European Hornet Vespa crabro

European Hornet Vespa crabro

My first attempt led to the Hornet flying off – I thought for good but it soon returned and set about our fence with an appetite similar to mine for my Roast Pork dinner.

On it’s return I did manage a short video clip and I decided to try a bit of Black & White macro photography.

European Hornet Vespa crabro

European Hornet Vespa crabro


Thunbergi Are Go*

After the brilliant day I had yesterday… Sheffield Wednesday staying in Division 2 of The Football League and a night out with my sister Rachel and old friends Phil, Debbie and Kathy, it was back home on the train and a twitch out to Thornton Reservoir. Wind back to Friday and a Birdguides message whilst we were at the LROS meeting of a Grey-headed Wagtail Motacilla flava thunbergi at the Reservoir, a first for Leicestershire following two at Rutland Water a few years ago.

Leigh, Minnie and I headed off there with a plan to meet Steve and Emma, tick the bird and head off for a beer at The Steam Trumpet in Thornton. Two and half hours later, including a walk and a Little Grebe, we cut our losses and headed for the pub.


Curses… the pub was shut! On a Sunday and a Bank Holiday weekend… damn, dip,dip and double dip.

Depressed we headed for home. Predictably as we got settled news that the bird had returned meant a return trip for me. As Lady Penelope would say ‘Parker, fetch the Rolls Royce!’ Well in my case the Ibiza. Back at Thornton and guess what? ‘It was here a minute ago.’ Aaaaaaarrrrrggh!

I amused myself with a couple of nice Yellow Wagtail before, thankfully, the Grey-headed Wagtail returned.




The bird was always distant, unless it flushed closer and into a Hawthorn, so digiscoping was the order of the day. Even then getting a good image was difficult.


So success at last. I really do feel the birding blues have been well and truly banished.

* Sorry Archie, I’d that pun in my head from Friday night I just couldn’t get the bird till today.

Storm Lights

Last night I braved the gale-force winds and squally showers (in my shorts I might add) to take in a midweek fixture in the East Midland Counties Football League. Barrow Town FC had travelled over The Beacon to NW Leicestershire needing a win to keep their slim hopes of the league title alive.


Despite taking an early lead the visitors were literally blown away in five second-half minutes as there hosts Bardon Hill FC ran out 2-1 winners.

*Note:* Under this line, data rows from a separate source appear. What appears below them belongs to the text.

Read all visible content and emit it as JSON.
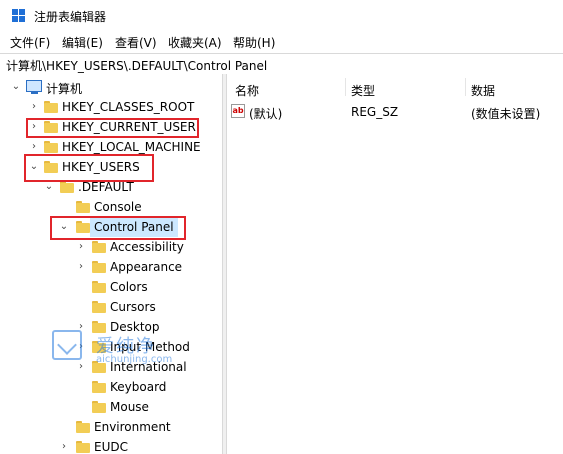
{
  "window": {
    "title": "注册表编辑器"
  },
  "menu": [
    "文件(F)",
    "编辑(E)",
    "查看(V)",
    "收藏夹(A)",
    "帮助(H)"
  ],
  "address": "计算机\\HKEY_USERS\\.DEFAULT\\Control Panel",
  "tree": {
    "root": "计算机",
    "items": [
      {
        "label": "HKEY_CLASSES_ROOT",
        "expander": "›"
      },
      {
        "label": "HKEY_CURRENT_USER",
        "expander": "›"
      },
      {
        "label": "HKEY_LOCAL_MACHINE",
        "expander": "›"
      },
      {
        "label": "HKEY_USERS",
        "expander": "⌄"
      },
      {
        "label": ".DEFAULT",
        "expander": "⌄"
      },
      {
        "label": "Console",
        "expander": ""
      },
      {
        "label": "Control Panel",
        "expander": "⌄"
      },
      {
        "label": "Accessibility",
        "expander": "›"
      },
      {
        "label": "Appearance",
        "expander": "›"
      },
      {
        "label": "Colors",
        "expander": ""
      },
      {
        "label": "Cursors",
        "expander": ""
      },
      {
        "label": "Desktop",
        "expander": "›"
      },
      {
        "label": "Input Method",
        "expander": "›"
      },
      {
        "label": "International",
        "expander": "›"
      },
      {
        "label": "Keyboard",
        "expander": ""
      },
      {
        "label": "Mouse",
        "expander": ""
      },
      {
        "label": "Environment",
        "expander": ""
      },
      {
        "label": "EUDC",
        "expander": "›"
      }
    ]
  },
  "list": {
    "headers": {
      "name": "名称",
      "type": "类型",
      "data": "数据"
    },
    "rows": [
      {
        "name": "(默认)",
        "type": "REG_SZ",
        "data": "(数值未设置)"
      }
    ]
  },
  "watermark": {
    "cn": "爱纯净",
    "en": "aichunjing.com"
  },
  "colors": {
    "highlight": "#e1252b",
    "selection": "#cce8ff",
    "folder": "#f2cd55"
  }
}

Monochrome Owl

David Norgate prompted me to dig out this old shot of a Long-eared Owl taken in Quendale on Shetland back in 2008. He’d been trying to get some decent shots of a LEO from the Bure Valley in Norfolk. Normally when you find a roosting LEO it’s like doing one of those Magic Eye pictures just to see the damned thing let alone try a photograph.

Occasionally, just occasionally a migrant pops up in less than ideal habitat for an Owl and they can be photographed reasonably well and are often surprisingly tame.

Rather than repost the original image I thought I’d rework it a bit in Snapseed. I love working in Black & White and this image lends itself nicely to a conversion. I added a green filter to the image as well as a nice clean frame… B&W always deserves a frame I think.


Panorama II

When I took the dog out today I took the opportunity to have a more considered bash at creating a panorama on the iPhone 4S. The first shot I took using Microsoft’s free Photosynth app.


The second was taken using the Camera+ camera app, this allows me to fix focus and exposure for a more uniform and balanced photo, and then put together in the excellent AutoStich app.


The later method is a bit trickier but overall will give the best results. For panoramas on the fly then Photosynth might be more useful… and it’s free!


Just a quick update after testing my new AutoStitch iPhone app. The crop is a bit harsh as I did this post shooting and only took two images. Next time I’ll shoot a few more images to stitch together.